§ **What you will do**
If a line of the records contains the string "survey", copy it out.

§ **Available data**
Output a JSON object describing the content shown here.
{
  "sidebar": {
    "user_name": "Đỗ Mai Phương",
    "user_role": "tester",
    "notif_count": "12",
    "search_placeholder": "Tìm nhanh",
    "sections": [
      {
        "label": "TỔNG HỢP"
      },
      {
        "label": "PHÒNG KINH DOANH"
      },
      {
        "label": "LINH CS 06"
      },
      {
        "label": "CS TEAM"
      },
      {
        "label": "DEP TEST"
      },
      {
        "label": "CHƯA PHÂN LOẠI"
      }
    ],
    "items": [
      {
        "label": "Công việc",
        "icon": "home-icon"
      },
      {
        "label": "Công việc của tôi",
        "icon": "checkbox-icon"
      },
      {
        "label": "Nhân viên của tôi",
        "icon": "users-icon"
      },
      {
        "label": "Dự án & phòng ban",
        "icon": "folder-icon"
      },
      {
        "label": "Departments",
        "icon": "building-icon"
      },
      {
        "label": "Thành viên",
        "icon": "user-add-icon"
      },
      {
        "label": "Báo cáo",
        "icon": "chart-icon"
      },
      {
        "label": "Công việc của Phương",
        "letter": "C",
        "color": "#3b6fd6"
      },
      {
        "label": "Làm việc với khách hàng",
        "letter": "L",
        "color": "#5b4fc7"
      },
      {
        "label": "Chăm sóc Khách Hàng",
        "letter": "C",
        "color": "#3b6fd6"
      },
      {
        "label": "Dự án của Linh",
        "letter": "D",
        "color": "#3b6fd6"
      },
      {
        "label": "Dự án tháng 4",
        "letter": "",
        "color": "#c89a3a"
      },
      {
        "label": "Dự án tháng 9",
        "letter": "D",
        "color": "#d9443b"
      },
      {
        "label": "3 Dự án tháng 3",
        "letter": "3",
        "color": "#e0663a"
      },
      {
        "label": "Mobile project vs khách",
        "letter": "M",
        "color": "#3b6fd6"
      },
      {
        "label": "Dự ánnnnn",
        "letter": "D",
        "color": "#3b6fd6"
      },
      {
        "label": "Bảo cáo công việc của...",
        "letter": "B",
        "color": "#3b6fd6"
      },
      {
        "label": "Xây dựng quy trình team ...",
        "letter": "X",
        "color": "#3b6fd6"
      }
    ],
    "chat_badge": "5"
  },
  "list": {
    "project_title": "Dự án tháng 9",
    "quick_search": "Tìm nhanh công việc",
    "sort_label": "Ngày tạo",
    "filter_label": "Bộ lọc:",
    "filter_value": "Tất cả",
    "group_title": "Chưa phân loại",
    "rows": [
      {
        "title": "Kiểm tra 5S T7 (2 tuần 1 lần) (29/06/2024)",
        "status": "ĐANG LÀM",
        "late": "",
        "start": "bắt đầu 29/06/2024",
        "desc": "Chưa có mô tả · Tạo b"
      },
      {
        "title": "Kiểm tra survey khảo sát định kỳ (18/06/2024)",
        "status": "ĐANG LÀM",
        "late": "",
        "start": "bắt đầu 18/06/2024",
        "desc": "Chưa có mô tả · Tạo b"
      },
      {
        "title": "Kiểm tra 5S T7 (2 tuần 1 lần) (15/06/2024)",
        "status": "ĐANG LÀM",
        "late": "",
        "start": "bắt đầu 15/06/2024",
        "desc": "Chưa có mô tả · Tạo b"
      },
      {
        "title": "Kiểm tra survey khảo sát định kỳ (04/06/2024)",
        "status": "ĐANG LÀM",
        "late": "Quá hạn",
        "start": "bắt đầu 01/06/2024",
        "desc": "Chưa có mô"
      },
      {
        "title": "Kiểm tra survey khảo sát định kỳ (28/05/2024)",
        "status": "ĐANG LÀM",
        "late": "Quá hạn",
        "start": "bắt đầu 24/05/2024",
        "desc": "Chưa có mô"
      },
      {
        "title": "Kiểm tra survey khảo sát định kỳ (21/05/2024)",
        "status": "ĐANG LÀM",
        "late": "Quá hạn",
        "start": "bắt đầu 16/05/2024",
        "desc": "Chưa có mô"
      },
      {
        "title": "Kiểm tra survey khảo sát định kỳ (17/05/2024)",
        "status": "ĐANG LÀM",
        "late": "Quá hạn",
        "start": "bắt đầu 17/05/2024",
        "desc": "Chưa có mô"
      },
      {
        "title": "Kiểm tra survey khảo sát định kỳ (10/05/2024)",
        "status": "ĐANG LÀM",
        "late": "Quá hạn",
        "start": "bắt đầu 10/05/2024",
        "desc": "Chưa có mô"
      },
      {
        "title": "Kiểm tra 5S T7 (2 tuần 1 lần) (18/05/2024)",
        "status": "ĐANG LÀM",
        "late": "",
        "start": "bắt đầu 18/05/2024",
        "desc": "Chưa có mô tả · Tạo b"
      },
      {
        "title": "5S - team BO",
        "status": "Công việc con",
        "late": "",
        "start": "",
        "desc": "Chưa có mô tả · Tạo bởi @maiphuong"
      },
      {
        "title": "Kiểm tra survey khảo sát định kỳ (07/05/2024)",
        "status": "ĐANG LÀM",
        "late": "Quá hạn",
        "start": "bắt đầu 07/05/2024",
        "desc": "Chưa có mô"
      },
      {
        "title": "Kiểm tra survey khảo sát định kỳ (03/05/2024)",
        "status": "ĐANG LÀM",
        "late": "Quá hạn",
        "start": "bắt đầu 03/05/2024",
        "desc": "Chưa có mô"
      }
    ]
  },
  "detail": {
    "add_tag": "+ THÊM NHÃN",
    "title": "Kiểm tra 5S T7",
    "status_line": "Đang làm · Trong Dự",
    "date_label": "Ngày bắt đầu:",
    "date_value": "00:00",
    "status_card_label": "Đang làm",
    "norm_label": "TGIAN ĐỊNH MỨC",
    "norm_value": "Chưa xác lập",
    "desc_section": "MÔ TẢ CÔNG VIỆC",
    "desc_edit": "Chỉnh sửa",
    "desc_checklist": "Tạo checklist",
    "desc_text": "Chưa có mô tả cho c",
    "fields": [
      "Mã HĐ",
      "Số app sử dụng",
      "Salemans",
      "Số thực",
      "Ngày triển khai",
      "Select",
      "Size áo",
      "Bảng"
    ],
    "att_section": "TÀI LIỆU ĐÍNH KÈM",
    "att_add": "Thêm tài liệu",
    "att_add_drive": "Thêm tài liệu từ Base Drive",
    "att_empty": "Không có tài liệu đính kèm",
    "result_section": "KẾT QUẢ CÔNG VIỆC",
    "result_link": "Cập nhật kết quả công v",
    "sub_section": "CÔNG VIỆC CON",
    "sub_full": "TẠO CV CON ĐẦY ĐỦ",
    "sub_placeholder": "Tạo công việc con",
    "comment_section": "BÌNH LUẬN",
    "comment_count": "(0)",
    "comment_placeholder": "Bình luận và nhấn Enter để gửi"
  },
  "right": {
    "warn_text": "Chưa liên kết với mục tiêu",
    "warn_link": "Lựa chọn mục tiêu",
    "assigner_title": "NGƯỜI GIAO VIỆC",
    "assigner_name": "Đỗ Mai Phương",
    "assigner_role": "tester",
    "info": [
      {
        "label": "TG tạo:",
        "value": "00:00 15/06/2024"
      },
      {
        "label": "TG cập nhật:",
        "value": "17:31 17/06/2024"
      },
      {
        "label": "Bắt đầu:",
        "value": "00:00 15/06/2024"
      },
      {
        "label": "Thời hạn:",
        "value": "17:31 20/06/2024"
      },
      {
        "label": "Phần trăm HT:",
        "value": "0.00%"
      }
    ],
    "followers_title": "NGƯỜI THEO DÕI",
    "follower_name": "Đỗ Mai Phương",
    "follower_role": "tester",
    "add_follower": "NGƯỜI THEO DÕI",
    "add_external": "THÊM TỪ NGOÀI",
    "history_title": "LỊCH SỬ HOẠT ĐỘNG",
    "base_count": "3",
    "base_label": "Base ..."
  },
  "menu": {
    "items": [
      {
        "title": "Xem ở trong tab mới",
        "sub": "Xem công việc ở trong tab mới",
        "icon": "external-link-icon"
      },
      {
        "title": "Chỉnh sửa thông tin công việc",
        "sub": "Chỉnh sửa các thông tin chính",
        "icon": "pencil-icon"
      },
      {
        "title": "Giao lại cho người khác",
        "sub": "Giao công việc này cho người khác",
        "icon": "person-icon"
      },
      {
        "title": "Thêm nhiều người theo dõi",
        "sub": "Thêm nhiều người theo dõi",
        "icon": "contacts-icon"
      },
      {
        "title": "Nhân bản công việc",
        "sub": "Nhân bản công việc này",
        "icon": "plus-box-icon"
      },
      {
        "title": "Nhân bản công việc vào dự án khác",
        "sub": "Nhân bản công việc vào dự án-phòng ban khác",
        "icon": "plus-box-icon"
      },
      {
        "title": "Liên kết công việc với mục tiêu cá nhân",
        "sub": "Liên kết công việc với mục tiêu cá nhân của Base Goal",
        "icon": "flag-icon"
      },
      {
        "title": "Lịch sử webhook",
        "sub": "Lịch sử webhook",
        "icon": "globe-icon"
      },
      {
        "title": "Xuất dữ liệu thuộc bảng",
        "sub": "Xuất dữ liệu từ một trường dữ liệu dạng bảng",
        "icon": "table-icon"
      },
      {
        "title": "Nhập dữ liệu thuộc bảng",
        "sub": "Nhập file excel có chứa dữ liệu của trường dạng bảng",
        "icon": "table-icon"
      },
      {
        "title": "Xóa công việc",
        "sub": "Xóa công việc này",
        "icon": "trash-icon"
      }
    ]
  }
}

§ **Task response**
        "title": "Kiểm tra survey khảo sát định kỳ (18/06/2024)",
        "title": "Kiểm tra survey khảo sát định kỳ (04/06/2024)",
        "title": "Kiểm tra survey khảo sát định kỳ (28/05/2024)",
        "title": "Kiểm tra survey khảo sát định kỳ (21/05/2024)",
        "title": "Kiểm tra survey khảo sát định kỳ (17/05/2024)",
        "title": "Kiểm tra survey khảo sát định kỳ (10/05/2024)",
        "title": "Kiểm tra survey khảo sát định kỳ (07/05/2024)",
        "title": "Kiểm tra survey khảo sát định kỳ (03/05/2024)",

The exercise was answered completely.